Occasionally he would almost smile.
I got him to agree to calmly leave the building with me. We got in the car and he continued acting upset. I told him he was not going to be able to play on the computer until he stopped and told me what was going on. He immediately stopped and said,
After watching those kids for 90 days I knew exactly what to do to get them to call you so you would come and get me.
My jaw dropped. It was a good thing I had not even turned on the car because if I had been driving, I would have swerved off the road.
Those fuckers, I thought.
My mind wandered back to a conversation we had at the August IEP meeting that placed him in this setting…
“But kids with autism model behavior from those they are around.” I said. “You are putting him in this class because he doesn’t behave well, yet he’s going to be with other kids that don’t behave well? How is he going to learn positive behaviors in such an environment?“
“Oh,” they replied, “because the class is so small we have really good control over the kids and he will get so much one on one time he’ll learn fast and won’t have to be in the room long. We we will begin mainstreaming him within six weeks.”
When Ted is truly raging he can’t calm himself down and immediately start talking with me. And I saw him practically smiling in the classroom. He NEVER smiles when he is having a meltdown.
The whole episode was an act, taught to him by school, and from this room I so vehemently did not want him in.
For this very reason.
I sat in the car for a few moments. My instinct was to go back into school and have my own meltdown, but I had Teddy calm and didn’t want to take him inside and lose my cool in front of him.
So I drove home.
Immediately upon my arrival I called Mrs. Clemens to tell her what Ted had told me.

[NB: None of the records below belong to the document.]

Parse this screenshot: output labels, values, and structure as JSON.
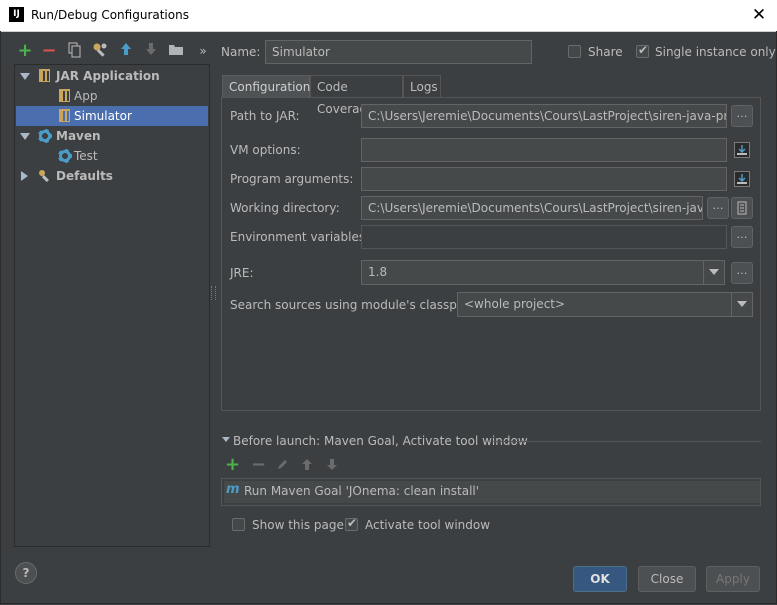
{
  "window": {
    "title": "Run/Debug Configurations",
    "app_icon_text": "IJ"
  },
  "toolbar": {
    "icons": [
      "add-icon",
      "remove-icon",
      "copy-icon",
      "wrench-icon",
      "move-up-icon",
      "move-down-icon",
      "folder-icon",
      "more-icon"
    ]
  },
  "tree": {
    "items": [
      {
        "label": "JAR Application",
        "level": 0,
        "expanded": true
      },
      {
        "label": "App",
        "level": 1
      },
      {
        "label": "Simulator",
        "level": 1,
        "selected": true
      },
      {
        "label": "Maven",
        "level": 0,
        "expanded": true
      },
      {
        "label": "Test",
        "level": 1
      },
      {
        "label": "Defaults",
        "level": 0,
        "expanded": false
      }
    ]
  },
  "name_row": {
    "label": "Name:",
    "value": "Simulator",
    "share_label": "Share",
    "share_checked": false,
    "single_label": "Single instance only",
    "single_checked": true
  },
  "tabs": [
    {
      "label": "Configuration",
      "active": true
    },
    {
      "label": "Code Coverage",
      "active": false
    },
    {
      "label": "Logs",
      "active": false
    }
  ],
  "form": {
    "path_label": "Path to JAR:",
    "path_value": "C:\\Users\\Jeremie\\Documents\\Cours\\LastProject\\siren-java-project\\",
    "vm_label": "VM options:",
    "vm_value": "",
    "args_label": "Program arguments:",
    "args_value": "",
    "wd_label": "Working directory:",
    "wd_value": "C:\\Users\\Jeremie\\Documents\\Cours\\LastProject\\siren-java-pro",
    "env_label": "Environment variables:",
    "env_value": "",
    "jre_label": "JRE:",
    "jre_value": "1.8",
    "classpath_label": "Search sources using module's classpath:",
    "classpath_value": "<whole project>"
  },
  "before_launch": {
    "header": "Before launch: Maven Goal, Activate tool window",
    "task": "Run Maven Goal 'JOnema: clean install'",
    "show_page_label": "Show this page",
    "show_page_checked": false,
    "activate_label": "Activate tool window",
    "activate_checked": true
  },
  "buttons": {
    "ok": "OK",
    "close": "Close",
    "apply": "Apply",
    "help": "?"
  },
  "colors": {
    "accent": "#4b6eaf",
    "add": "#4bb34b",
    "remove": "#d9534f",
    "background": "#3c3f41"
  }
}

I explained to her I was not happy with the behaviors he had displayed and told her I had NEVER seen him throw furniture, or any other items before today and felt strongly he had learned this behavior at school.

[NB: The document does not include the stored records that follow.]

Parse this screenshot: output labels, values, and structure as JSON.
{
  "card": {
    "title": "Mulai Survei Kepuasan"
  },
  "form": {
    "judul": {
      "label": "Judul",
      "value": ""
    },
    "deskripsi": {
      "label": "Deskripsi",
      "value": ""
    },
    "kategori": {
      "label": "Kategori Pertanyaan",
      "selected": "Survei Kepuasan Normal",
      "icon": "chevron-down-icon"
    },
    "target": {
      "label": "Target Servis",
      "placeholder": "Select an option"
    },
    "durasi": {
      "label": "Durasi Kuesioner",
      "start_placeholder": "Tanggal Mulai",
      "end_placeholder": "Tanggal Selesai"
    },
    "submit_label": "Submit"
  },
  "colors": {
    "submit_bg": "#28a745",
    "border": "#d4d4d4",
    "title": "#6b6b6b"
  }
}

She agreed and told me one of the children, who was no longer enrolled in the class, used to engage in these behaviors.
I was then introduced to Tony, my son’s classmate, a little boy I never have met and whose story I will never forget…
Tony was born addicted to crack, and sadly, nine years later, his mother was still a user. In addition to seizures, he had violent tantrums. His mother spent frequent periods of time away from the house and lived with a man who was a drug dealer. It was this man who usually awaited Tony in the afternoon when he arrived home from school. Tony told Mrs. Clemens that he did not like this man and she suspected abuse. She had even contacted child welfare several times to report her concerns but was told each time they could do nothing due to a lack of evidence.
Just about every afternoon, as school was drawing to a close, Tony would throw a fit and tear up the classroom because he did not want to go home to this man. Often he was upset enough that he could not be placed on the bus, and on these occasions, the police were called to take him home.
Eventually, the man who lived with Tony was arrested for drug dealing. Both the dealing and arrest had taken place in front of Tony. The next day, more upset than ever, Tony brought 12 razor blades to school and said he wanted to use them on Mrs. Clemens.
Tony was removed from school, removed from his home and placed in a residential juvenile facility.
Just as my instincts had told me, an emotionally conflicted classroom was the last place a child with Aspergers, already unsteady in the social and daily living skills, should be. For over a year I tried to explained this to the school system. I gave them books and videos about Aspergers. Still they persisted. Why are you putting my vulnerable child in this situation? I asked, in vain, at this point. Unfortunately, this story was not the end, but rather, marked the beginning of Teddy’s troubles in the self-contained classroom.